“We’re focused on better understanding the processes that influence precipitation type and amount when the temperature is near freezing. Will it snow, sleet, rain? Being able to accurately predict winter storms is a well-known and important challenge for weather forecasters,” said Justin Minder, UAlbany associate professor of Atmospheric and Environmental Sciences and WINTRE-MIX principal investigator.

“Just as important as understanding the processes behind these storms is recognizing their societal impact. Translating our findings into better forecasting and predictive modeling has the potential to have significant implications for preparedness and resiliency around increasingly extreme winter weather events in the Northeastern U.S. and Canada.”

The WINTRE-MIX Experiment

WINTRE-MIX targeted Montreal and northern New York/Vermont due to their high frequency of near-freezing precipitation events. This region averages more than 250 hours of precipitation in the ± 2 degrees Celsius temperature range, and more freezing rain events (exceeding a six-hour duration) than anywhere in North America except for eastern Newfoundland, according to the researchers. It also has topographical features of interest for their influence on winter precipitation, such as the Saint Lawrence, Champlain and Ottawa Valleys and the Adirondack, Laurentian and Green mountains.

Research aircraft for University at Albany WINTRE-MIX project
Atmospheric observational equipment hangs from the wing of the National Research Council of Canada's twin-engine Convair-580.

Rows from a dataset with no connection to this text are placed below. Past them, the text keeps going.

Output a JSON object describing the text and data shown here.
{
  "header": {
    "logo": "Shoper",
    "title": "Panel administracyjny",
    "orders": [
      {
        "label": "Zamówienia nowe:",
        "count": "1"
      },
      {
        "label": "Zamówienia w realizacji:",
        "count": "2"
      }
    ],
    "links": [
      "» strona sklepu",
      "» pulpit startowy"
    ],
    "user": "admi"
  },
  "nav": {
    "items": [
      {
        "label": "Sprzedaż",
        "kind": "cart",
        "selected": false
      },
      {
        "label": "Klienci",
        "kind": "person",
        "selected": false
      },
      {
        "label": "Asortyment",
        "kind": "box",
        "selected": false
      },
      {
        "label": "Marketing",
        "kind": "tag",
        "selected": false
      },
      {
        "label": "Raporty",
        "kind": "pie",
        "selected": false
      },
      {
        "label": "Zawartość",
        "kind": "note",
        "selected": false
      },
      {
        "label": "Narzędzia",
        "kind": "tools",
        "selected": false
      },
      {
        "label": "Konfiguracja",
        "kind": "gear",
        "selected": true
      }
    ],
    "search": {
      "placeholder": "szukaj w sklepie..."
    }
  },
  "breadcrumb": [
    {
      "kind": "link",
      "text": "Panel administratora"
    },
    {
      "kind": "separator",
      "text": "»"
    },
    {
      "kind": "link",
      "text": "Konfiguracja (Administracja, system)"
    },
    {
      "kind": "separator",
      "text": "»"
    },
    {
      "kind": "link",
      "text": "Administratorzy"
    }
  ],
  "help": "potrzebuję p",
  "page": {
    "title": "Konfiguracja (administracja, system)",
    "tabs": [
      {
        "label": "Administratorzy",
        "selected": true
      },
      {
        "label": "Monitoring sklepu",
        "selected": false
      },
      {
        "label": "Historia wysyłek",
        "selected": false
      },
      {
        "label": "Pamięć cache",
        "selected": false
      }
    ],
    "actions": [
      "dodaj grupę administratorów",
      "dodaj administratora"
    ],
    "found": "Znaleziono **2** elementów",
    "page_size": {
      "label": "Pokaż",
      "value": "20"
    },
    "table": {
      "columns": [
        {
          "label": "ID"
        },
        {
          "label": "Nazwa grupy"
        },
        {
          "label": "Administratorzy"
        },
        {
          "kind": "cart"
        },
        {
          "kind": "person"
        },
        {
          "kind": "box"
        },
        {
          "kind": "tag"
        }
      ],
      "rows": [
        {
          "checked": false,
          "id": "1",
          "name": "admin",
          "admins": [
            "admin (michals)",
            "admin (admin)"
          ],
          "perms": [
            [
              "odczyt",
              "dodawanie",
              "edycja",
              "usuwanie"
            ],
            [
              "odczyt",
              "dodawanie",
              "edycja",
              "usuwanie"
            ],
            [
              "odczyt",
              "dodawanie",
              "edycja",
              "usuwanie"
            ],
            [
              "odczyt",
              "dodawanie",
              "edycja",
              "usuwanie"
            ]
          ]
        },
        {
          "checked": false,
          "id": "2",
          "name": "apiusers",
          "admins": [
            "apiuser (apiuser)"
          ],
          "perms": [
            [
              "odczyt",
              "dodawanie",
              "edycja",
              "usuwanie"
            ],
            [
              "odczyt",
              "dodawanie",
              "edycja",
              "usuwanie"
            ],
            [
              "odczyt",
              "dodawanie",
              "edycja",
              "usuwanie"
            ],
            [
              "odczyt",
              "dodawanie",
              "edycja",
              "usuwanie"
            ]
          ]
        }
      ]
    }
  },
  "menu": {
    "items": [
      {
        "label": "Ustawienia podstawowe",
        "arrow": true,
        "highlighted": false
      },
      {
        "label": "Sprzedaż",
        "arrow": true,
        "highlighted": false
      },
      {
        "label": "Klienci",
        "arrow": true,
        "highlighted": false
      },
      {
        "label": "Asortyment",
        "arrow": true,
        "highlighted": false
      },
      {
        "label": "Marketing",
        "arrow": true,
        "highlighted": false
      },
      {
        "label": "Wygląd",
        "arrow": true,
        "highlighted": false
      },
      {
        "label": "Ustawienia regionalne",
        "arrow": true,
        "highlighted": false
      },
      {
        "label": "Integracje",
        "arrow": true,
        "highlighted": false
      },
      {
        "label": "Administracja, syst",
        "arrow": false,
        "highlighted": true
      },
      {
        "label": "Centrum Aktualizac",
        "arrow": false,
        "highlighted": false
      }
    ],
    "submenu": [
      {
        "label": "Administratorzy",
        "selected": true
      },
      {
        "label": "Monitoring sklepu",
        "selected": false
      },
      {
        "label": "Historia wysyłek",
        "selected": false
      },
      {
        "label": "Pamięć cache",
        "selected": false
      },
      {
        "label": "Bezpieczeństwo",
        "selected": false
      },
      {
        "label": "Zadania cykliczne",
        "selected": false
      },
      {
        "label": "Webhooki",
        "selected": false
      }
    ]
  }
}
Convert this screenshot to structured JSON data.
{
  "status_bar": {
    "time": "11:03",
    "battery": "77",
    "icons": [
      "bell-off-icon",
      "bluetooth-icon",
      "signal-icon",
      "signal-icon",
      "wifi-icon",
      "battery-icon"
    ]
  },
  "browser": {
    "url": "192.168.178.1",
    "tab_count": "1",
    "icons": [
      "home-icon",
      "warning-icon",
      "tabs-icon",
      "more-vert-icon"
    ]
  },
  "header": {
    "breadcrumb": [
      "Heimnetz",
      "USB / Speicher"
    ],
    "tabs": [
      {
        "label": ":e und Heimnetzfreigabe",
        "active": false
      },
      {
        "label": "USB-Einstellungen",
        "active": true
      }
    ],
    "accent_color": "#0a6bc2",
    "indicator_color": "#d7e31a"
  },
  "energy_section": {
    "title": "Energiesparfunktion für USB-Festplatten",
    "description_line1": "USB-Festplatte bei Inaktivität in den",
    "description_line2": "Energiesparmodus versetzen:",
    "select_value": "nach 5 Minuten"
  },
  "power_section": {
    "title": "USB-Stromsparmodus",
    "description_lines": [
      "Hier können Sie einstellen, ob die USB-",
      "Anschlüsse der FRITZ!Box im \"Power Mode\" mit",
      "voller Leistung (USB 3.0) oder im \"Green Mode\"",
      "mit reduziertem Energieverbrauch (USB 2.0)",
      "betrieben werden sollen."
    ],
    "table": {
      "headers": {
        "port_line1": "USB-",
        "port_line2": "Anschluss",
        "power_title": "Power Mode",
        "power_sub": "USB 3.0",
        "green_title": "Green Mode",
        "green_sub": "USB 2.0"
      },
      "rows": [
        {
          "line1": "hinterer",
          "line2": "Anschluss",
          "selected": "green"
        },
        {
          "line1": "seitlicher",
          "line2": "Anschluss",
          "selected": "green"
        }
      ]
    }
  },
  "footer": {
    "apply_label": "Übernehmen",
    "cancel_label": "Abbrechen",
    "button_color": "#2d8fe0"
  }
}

A strong backbone of existing mesoscale observation networks in the region will provide WINTRE-MIX researchers with real-time weather data, such as temperature, precipitation, snow depth, wind speed and surface fluxes, that can be monitored during the field campaign. This includes the Canada Foundation of Innovation Climate Sentinels (CFICS) and the New York State Mesonet, a statewide network of 126 standard weather stations that is headquartered at UAlbany.

The researchers will leverage this data and supplement it with their own atmospheric observations using the Convair-580, a twin engine pressurized turbo-prop aircraft that is operated by the National Research Council of Canada and has been extensively modified for research. Additional mobile weather radars and other surface-based instruments will be strategically deployed and operated as well.

By combining approaches, WINTRE-MIX aims to build a comprehensive dataset that depicts near-freezing winter storm events in unprecedented detail and can be used to improve future forecasting.

“Once we’ve had time to digest the data, it’s going to yield some new understanding of how to forecast freezing rain and what leads to different precipitation conditions during the winter season,” said Nick Bassill, a WINTRE-MIX co-principal investigator and the director of research and development at UAlbany’s Center of Excellence in Weather and Climate Analytics. “Freezing rain events are rare. But, when they do occur, it can cause major damage to trees and power lines, and compromise roadway safety. We believe this project has the potential to improve our ability to predict these dangerous winter weather events.”

Along with project researchers, WINTRE-MIX will coordinate with the National Weather Service (NWS), the Federal Aviation Authority (FAA) and the private sector. During a Fall 2022 workshop, the group plans to update partners on preliminary results and brainstorm ideas for future collaborations leveraging WINTRE-MIX data.

NSF funding will support three graduate student researchers from the University of Wyoming and University of Colorado and one post-doctoral student researcher from UAlbany. It will also support travel for additional UAlbany undergraduate students to participate in the field work, along with educational outreach opportunities on campus.